We can only keep our fingers crossed, hoping everything is in order, so we can get our daughter registered and get her a passport. We are relying on civil servants.. Lord have mercy on us.
… and they didn’t accept the new marriage certificate!
The legalized and stamped certificate arrived as promised. We travelled far distances across town to get our daughter registered. Yes, back to the house of evil civil servants and their medieval processes.
My wife joined the queue and were soon face-to-face with a glazed looking male. He starred at the newly stamped certificate, with the Danish seal on it, and passed it back .”No good!”. “It doesn’t state it’s a CIVIL Marriage certificate.” he said. My diplomatic wife attempted for a long time to remind the civil supervisor muppet that we had done EXACTLY what they asked us to do. She also suggested that he should contact the Danish embassy since they were not accepting the Danish Foreign Affairs office stamp. We should have known that he wasn’t going to be of any help, so I contacted the Danish embassy instead, hoping they would be able to assist.
BTW, we did ask the question if we could re-marry to get this process completed, whereto the civil drone said we would be breaking the law! We would have to get divorced first to remarry. However, we could also be charged for tax fraud since we have been registered as married for years which means we have been taxed as a married couple… But, he wasn’t following the legal EU directive himself!
So, I persuaded the assistant ambassador to write a letter to the Uber-clone, stating that our wedding certificate in fact was a legal civil document. We just received that letter and now we just have to see if that letter is good enough as well. All these obstacles just to get our daughter registered!
My wife went to the registration office, again, walked up to the hatch and spoke to the same “helpful” civil servant again. She showed him the legal wedding certificate (again), the birth confirmation form from the hospital (again) and the newly acquired letter from the embassy. Drumroll please.
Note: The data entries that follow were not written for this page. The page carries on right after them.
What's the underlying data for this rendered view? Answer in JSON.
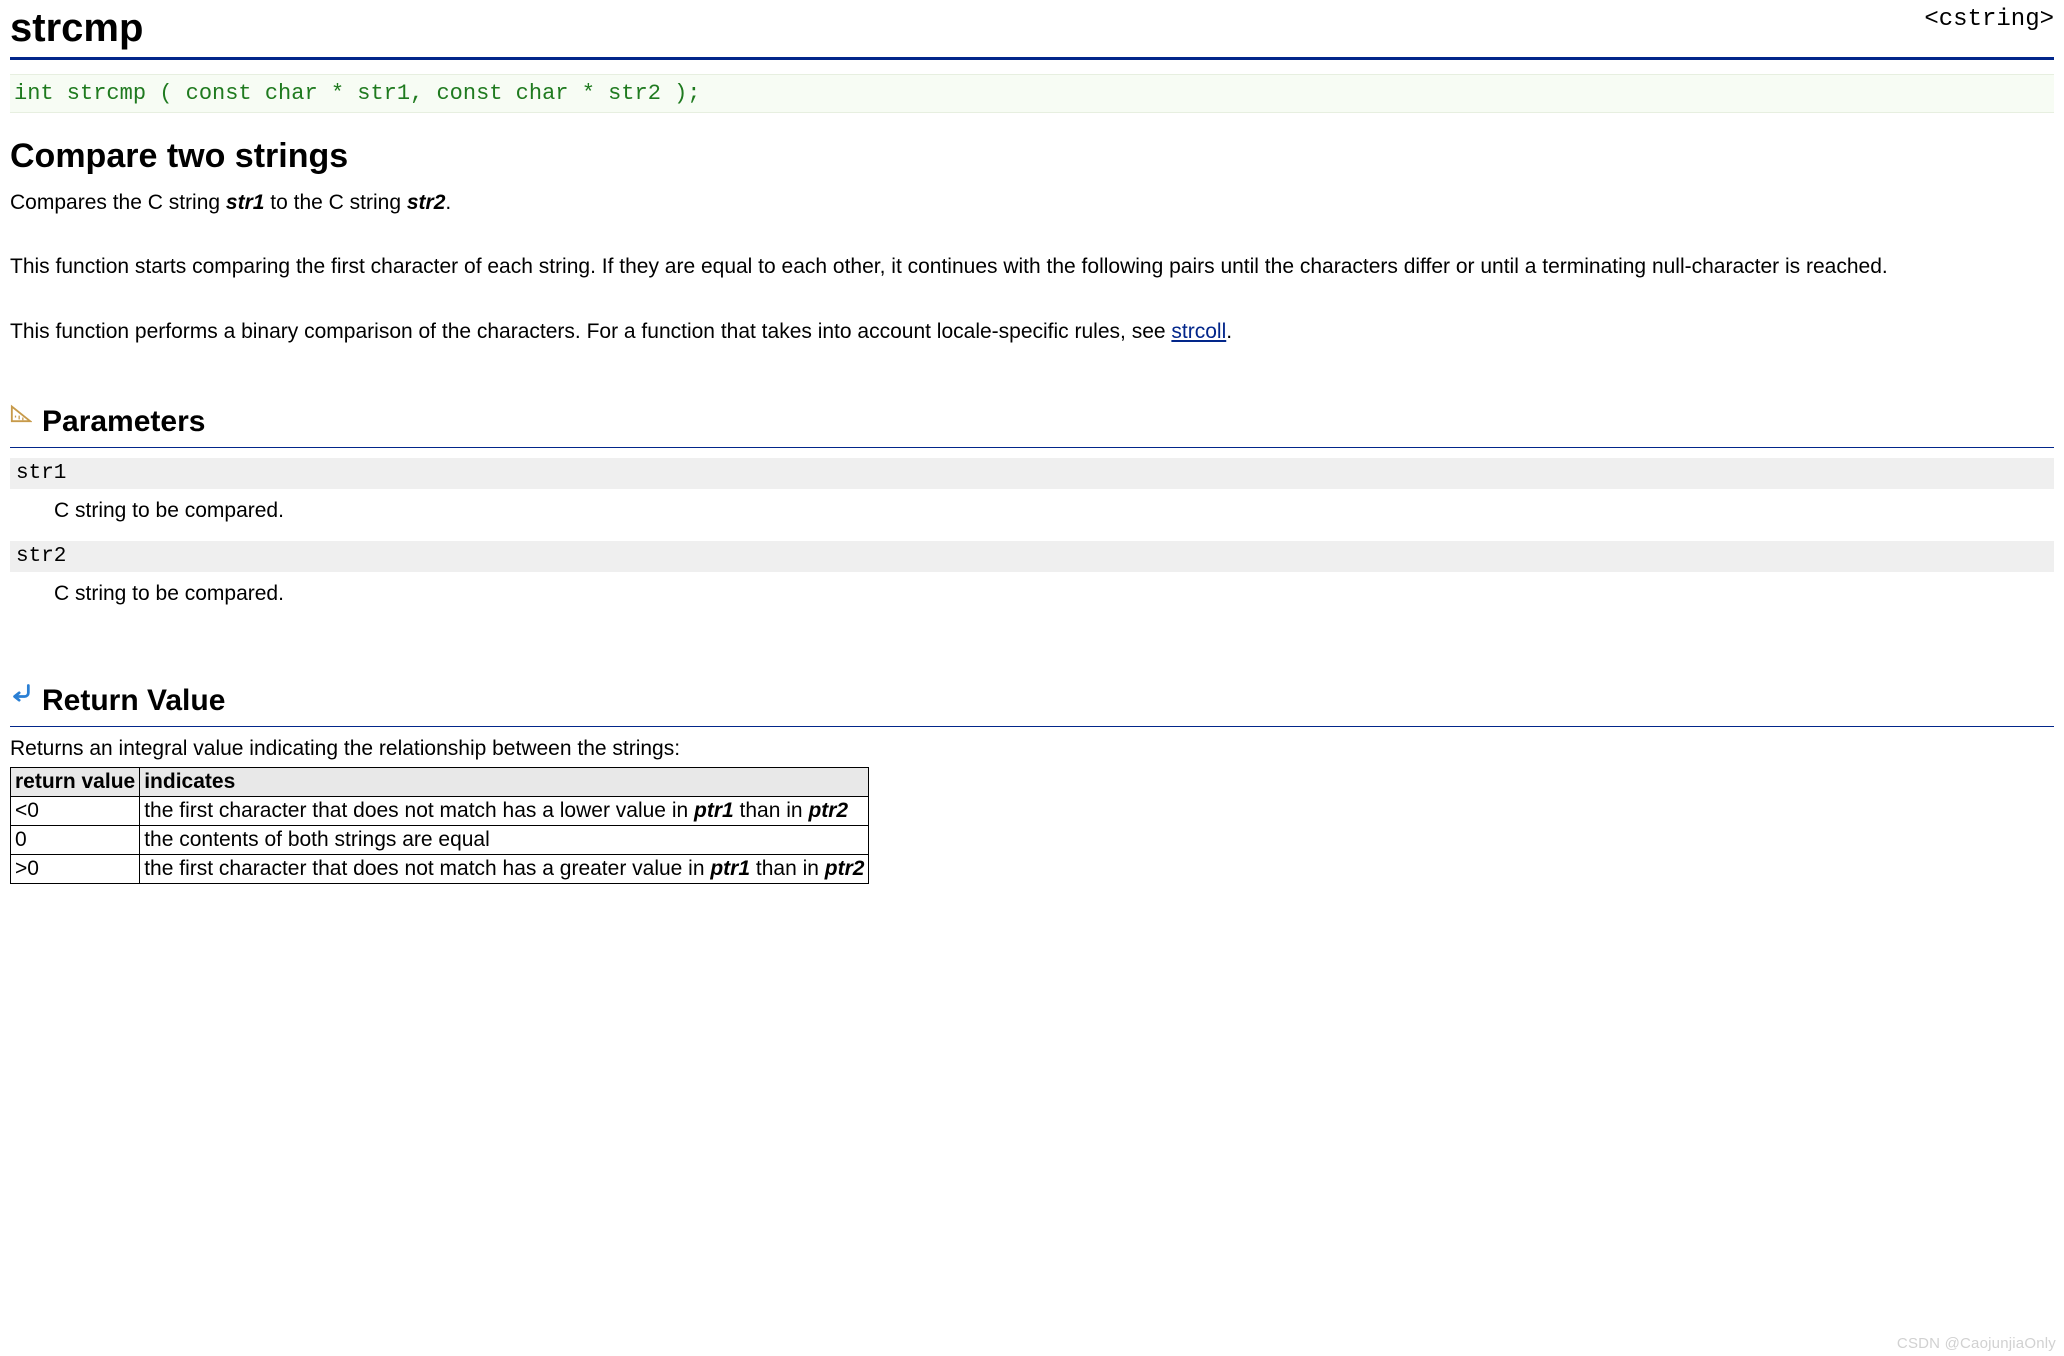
{
  "header": {
    "title": "strcmp",
    "include": "<cstring>"
  },
  "signature": "int strcmp ( const char * str1, const char * str2 );",
  "short_desc": "Compare two strings",
  "desc": {
    "p1_pre": "Compares the C string ",
    "p1_arg1": "str1",
    "p1_mid": " to the C string ",
    "p1_arg2": "str2",
    "p1_post": ".",
    "p2": "This function starts comparing the first character of each string. If they are equal to each other, it continues with the following pairs until the characters differ or until a terminating null-character is reached.",
    "p3_pre": "This function performs a binary comparison of the characters. For a function that takes into account locale-specific rules, see ",
    "p3_link": "strcoll",
    "p3_post": "."
  },
  "sections": {
    "parameters": "Parameters",
    "return_value": "Return Value"
  },
  "parameters": [
    {
      "name": "str1",
      "desc": "C string to be compared."
    },
    {
      "name": "str2",
      "desc": "C string to be compared."
    }
  ],
  "return": {
    "intro": "Returns an integral value indicating the relationship between the strings:",
    "headers": {
      "col1": "return value",
      "col2": "indicates"
    },
    "rows": [
      {
        "val": "<0",
        "pre": "the first character that does not match has a lower value in ",
        "a1": "ptr1",
        "mid": " than in ",
        "a2": "ptr2"
      },
      {
        "val": "0",
        "pre": "the contents of both strings are equal",
        "a1": "",
        "mid": "",
        "a2": ""
      },
      {
        "val": ">0",
        "pre": "the first character that does not match has a greater value in ",
        "a1": "ptr1",
        "mid": " than in ",
        "a2": "ptr2"
      }
    ]
  },
  "watermark": "CSDN @CaojunjiaOnly"
}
Believe it or not, we finally managed to get her registered. 3rd time lucky as they say. Now, off to the passport office. Let’s hope they are not on strike!